• _What you are asked to do_
Search term "text": please copy every line of the records below that contains it.

-------- Supplied data --------

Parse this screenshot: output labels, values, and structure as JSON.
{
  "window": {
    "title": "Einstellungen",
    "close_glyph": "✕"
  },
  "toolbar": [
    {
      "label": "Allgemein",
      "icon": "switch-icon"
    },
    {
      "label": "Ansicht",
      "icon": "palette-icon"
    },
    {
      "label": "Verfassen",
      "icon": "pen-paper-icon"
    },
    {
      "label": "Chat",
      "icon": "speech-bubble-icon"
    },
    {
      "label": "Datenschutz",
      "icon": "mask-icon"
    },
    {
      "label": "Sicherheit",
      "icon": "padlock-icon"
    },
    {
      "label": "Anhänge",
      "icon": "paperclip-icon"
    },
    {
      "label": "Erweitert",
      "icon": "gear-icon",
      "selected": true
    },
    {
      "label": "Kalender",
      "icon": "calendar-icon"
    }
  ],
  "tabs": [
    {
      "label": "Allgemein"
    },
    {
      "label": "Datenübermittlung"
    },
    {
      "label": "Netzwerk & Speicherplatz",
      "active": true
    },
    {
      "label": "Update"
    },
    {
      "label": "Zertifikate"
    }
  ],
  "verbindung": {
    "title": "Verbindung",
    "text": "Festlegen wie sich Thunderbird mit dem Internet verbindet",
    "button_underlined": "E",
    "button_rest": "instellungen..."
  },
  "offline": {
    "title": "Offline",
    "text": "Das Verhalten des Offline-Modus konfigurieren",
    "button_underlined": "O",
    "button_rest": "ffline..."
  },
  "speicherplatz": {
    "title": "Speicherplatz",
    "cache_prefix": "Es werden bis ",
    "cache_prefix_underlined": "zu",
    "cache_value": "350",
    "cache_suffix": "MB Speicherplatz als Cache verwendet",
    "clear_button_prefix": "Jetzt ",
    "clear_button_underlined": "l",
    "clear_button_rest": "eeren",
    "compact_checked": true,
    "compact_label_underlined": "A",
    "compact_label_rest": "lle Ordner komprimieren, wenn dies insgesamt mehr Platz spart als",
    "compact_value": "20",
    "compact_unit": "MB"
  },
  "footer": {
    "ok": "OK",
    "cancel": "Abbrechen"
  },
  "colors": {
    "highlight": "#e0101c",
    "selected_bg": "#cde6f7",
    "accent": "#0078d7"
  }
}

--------

• _Your response_
    "text": "Festlegen wie sich Thunderbird mit dem Internet verbindet",
    "text": "Das Verhalten des Offline-Modus konfigurieren",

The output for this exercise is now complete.